[nSLUG] Debian 3.1 (sarge) is released

bdavidso at supercity.ns.ca bdavidso at supercity.ns.ca
Wed Jun 8 20:44:35 ADT 2005


Hi:

On Wed, 8 Jun 2005, Ben Armstrong wrote:
[snip]
> So if Libranet really does force you to use its own GUI-based admin
> tools rather than...
> editing simple conf files and running simple command-line commands, then
> it certainly lowers my opinion of Libranet.
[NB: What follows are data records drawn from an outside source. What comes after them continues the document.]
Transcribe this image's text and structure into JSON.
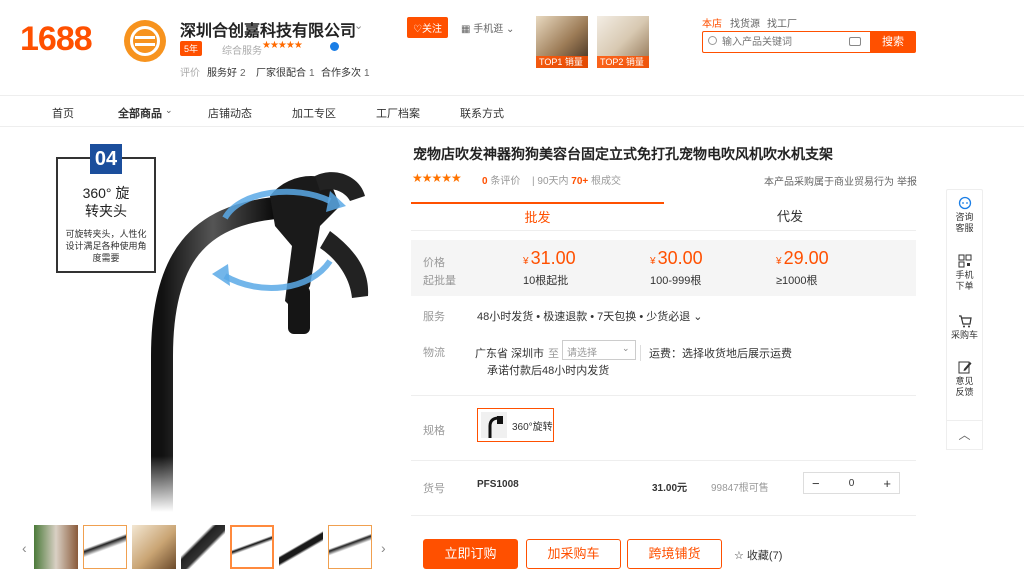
{
  "header": {
    "logo": "1688",
    "shop_name": "深圳合创嘉科技有限公司",
    "years_badge": "5年",
    "rating_label": "综合服务",
    "rating_stars": "★★★★★",
    "eval_label": "评价",
    "evals": [
      {
        "label": "服务好",
        "count": "2"
      },
      {
        "label": "厂家很配合",
        "count": "1"
      },
      {
        "label": "合作多次",
        "count": "1"
      }
    ],
    "follow": "♡关注",
    "mobile": "手机逛",
    "top_thumbs": [
      "TOP1 销量",
      "TOP2 销量"
    ],
    "search_tabs": [
      "本店",
      "找货源",
      "找工厂"
    ],
    "search_placeholder": "输入产品关键词",
    "search_button": "搜索"
  },
  "nav": [
    "首页",
    "全部商品",
    "店铺动态",
    "加工专区",
    "工厂档案",
    "联系方式"
  ],
  "image": {
    "feature_num": "04",
    "feature_title": "360° 旋\n转夹头",
    "feature_desc": "可旋转夹头，人性化设计满足各种使用角度需要"
  },
  "product": {
    "title": "宠物店吹发神器狗狗美容台固定立式免打孔宠物电吹风机吹水机支架",
    "stars": "★★★★★",
    "eval_count": "0",
    "eval_text": "条评价",
    "sold_prefix": "90天内",
    "sold_count": "70+",
    "sold_suffix": "根成交",
    "trade_note": "本产品采购属于商业贸易行为",
    "report": "举报"
  },
  "tabs": [
    "批发",
    "代发"
  ],
  "pricing": {
    "price_label": "价格",
    "moq_label": "起批量",
    "tiers": [
      {
        "price": "31.00",
        "moq": "10根起批"
      },
      {
        "price": "30.00",
        "moq": "100-999根"
      },
      {
        "price": "29.00",
        "moq": "≥1000根"
      }
    ],
    "currency": "¥"
  },
  "service": {
    "label": "服务",
    "text": "48小时发货 • 极速退款 • 7天包换 • 少货必退 ⌄"
  },
  "shipping": {
    "label": "物流",
    "from": "广东省 深圳市",
    "to": "至",
    "select": "请选择",
    "fee": "运费：选择收货地后展示运费",
    "promise": "承诺付款后48小时内发货"
  },
  "spec": {
    "label": "规格",
    "option": "360°旋转"
  },
  "sku": {
    "label": "货号",
    "code": "PFS1008",
    "price": "31.00元",
    "stock": "99847根可售",
    "qty": "0",
    "minus": "−",
    "plus": "+"
  },
  "actions": {
    "buy": "立即订购",
    "cart": "加采购车",
    "cross": "跨境铺货",
    "fav": "☆ 收藏(7)"
  },
  "sidebar": [
    {
      "label": "咨询\n客服",
      "icon": "chat-icon"
    },
    {
      "label": "手机\n下单",
      "icon": "qr-icon"
    },
    {
      "label": "采购车",
      "icon": "cart-icon"
    },
    {
      "label": "意见\n反馈",
      "icon": "edit-icon"
    }
  ]
}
I have to agree here.  Nice graphical or curses-based, menu-driven admin 
tools that *supplement* traditional tools, or provide an optional 
front-end to traditional tools, are all very nice.  But sometimes you need 
to work with a system when those tools aren't available (say, on a 
non-mounted partition) or aren't working for some reason.  To suggest that 
one should not directly edit config files because it will break some admin 
tool says that said admin tool is already broken and probably shouldn't be 
used.

> file(s) should be modified instead.  In such cases, the conf file is
> clearly marked with comments at the top about this situation, e.g. at
> the top of /etc/modules.conf:
>
> ### This file is automatically generated by update-modules

Yes, and I am glad they at least put that warning there so anyone 
accustomed to administering any other ("normal") linux distro isn't 
completely sandbagged.  Now, of course, they have to read at least one 
extra man page (which might not be available, see above) and figure out 
what the heck is going on in /etc/modutils.  I guess there is some Debian 
developer who can explain why this non-standard way of doing things is a 
Good Thing, but as far as I am concerned it is a brain-dead annoyance.

However, the good news is that in an emergency one actually could edit 
/etc/modules.conf (or /etc/modprobe.conf in modern distributions) and it 
would work at least until update-modules was run again.

-- 
Bill Davidson
bdavidso at supercity.ns.ca


!DSPAM:42a782e4193629262120473!




More information about the nSLUG mailing list